> Description of the task
How many lines of the data hold the word "模式说明"? State the number and nothing else.

*** Extracted material

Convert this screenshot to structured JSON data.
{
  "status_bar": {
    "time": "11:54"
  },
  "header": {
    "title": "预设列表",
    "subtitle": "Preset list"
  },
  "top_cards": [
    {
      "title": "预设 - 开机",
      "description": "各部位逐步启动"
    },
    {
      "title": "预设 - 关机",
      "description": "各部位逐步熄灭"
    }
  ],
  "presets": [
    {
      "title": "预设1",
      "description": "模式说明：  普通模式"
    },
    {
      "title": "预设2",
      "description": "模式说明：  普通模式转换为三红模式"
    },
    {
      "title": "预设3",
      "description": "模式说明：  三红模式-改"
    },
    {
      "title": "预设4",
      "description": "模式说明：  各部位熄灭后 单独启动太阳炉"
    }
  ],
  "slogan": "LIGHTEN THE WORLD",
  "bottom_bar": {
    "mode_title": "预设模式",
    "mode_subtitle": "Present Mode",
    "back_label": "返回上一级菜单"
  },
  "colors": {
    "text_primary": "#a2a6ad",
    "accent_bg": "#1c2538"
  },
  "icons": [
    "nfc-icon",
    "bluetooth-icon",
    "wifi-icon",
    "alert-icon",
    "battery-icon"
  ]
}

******

> Written response
4